TASK INPUT Block Start
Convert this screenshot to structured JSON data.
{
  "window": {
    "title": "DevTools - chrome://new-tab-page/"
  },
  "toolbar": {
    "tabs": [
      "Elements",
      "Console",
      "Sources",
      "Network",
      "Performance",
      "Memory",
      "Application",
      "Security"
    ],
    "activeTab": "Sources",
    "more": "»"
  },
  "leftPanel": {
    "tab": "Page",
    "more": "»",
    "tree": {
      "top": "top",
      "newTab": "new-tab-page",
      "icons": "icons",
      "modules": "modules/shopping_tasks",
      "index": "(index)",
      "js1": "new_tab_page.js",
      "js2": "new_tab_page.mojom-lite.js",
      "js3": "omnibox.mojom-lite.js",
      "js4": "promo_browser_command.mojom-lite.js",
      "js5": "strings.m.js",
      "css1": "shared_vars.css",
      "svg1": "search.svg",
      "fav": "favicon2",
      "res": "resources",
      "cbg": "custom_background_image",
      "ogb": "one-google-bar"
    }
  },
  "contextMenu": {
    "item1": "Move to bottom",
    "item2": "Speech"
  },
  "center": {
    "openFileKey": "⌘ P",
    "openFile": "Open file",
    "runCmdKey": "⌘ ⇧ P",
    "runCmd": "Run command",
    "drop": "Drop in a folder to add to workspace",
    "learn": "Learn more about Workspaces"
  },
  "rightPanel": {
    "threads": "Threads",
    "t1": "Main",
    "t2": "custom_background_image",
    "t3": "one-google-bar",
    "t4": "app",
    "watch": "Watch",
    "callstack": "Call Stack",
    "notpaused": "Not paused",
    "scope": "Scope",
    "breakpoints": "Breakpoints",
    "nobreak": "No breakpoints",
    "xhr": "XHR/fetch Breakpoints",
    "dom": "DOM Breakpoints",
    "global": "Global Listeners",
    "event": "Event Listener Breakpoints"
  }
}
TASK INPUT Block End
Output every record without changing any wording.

**REPLY**
Convert this screenshot to structured JSON data.
{
  "window": {
    "title": "DevTools - chrome://new-tab-page/"
  },
  "toolbar": {
    "tabs": [
      "Elements",
      "Console",
      "Sources",
      "Network",
      "Performance",
      "Memory",
      "Application",
      "Security"
    ],
    "activeTab": "Sources",
    "more": "»"
  },
  "leftPanel": {
    "tab": "Page",
    "more": "»",
    "tree": {
      "top": "top",
      "newTab": "new-tab-page",
      "icons": "icons",
      "modules": "modules/shopping_tasks",
      "index": "(index)",
      "js1": "new_tab_page.js",
      "js2": "new_tab_page.mojom-lite.js",
      "js3": "omnibox.mojom-lite.js",
      "js4": "promo_browser_command.mojom-lite.js",
      "js5": "strings.m.js",
      "css1": "shared_vars.css",
      "svg1": "search.svg",
      "fav": "favicon2",
      "res": "resources",
      "cbg": "custom_background_image",
      "ogb": "one-google-bar"
    }
  },
  "contextMenu": {
    "item1": "Move to bottom",
    "item2": "Speech"
  },
  "center": {
    "openFileKey": "⌘ P",
    "openFile": "Open file",
    "runCmdKey": "⌘ ⇧ P",
    "runCmd": "Run command",
    "drop": "Drop in a folder to add to workspace",
    "learn": "Learn more about Workspaces"
  },
  "rightPanel": {
    "threads": "Threads",
    "t1": "Main",
    "t2": "custom_background_image",
    "t3": "one-google-bar",
    "t4": "app",
    "watch": "Watch",
    "callstack": "Call Stack",
    "notpaused": "Not paused",
    "scope": "Scope",
    "breakpoints": "Breakpoints",
    "nobreak": "No breakpoints",
    "xhr": "XHR/fetch Breakpoints",
    "dom": "DOM Breakpoints",
    "global": "Global Listeners",
    "event": "Event Listener Breakpoints"
  }
}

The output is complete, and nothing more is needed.